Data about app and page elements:
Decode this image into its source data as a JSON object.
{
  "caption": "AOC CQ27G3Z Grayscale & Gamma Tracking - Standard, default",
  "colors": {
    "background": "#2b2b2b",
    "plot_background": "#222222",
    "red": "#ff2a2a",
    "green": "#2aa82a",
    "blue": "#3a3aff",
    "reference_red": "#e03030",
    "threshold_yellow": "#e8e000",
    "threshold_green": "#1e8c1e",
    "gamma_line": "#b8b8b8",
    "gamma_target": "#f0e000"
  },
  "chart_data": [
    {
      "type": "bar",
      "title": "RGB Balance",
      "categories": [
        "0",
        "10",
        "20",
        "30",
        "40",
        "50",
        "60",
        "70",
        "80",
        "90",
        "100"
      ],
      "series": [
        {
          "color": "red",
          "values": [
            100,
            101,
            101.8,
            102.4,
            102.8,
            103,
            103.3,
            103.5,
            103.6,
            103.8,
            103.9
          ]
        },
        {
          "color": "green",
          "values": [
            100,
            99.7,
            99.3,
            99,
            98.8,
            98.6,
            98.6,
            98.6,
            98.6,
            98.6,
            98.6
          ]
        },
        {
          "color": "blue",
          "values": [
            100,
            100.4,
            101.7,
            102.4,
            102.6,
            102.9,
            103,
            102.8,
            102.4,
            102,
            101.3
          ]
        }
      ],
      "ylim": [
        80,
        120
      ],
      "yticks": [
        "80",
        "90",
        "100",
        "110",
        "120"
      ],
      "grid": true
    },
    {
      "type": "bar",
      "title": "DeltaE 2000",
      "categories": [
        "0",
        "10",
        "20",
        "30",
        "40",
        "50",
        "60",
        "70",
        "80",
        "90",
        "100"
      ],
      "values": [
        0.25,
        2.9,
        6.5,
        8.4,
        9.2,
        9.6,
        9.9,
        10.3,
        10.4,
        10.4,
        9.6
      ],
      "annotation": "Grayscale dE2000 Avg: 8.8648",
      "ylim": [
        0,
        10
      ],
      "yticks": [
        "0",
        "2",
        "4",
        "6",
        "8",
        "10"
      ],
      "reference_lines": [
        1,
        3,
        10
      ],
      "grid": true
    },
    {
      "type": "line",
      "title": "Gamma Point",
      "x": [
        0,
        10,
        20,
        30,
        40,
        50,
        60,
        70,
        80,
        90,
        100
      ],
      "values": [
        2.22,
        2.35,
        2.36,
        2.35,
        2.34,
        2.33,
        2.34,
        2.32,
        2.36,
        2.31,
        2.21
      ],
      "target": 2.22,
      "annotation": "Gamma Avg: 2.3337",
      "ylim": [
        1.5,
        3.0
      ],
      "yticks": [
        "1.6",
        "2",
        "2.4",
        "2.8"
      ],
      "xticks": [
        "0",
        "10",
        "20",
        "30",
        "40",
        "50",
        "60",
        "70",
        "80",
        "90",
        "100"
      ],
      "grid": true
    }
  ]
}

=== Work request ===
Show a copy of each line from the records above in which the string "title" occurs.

=== Response box ===
      "title": "RGB Balance",
      "title": "DeltaE 2000",
      "title": "Gamma Point",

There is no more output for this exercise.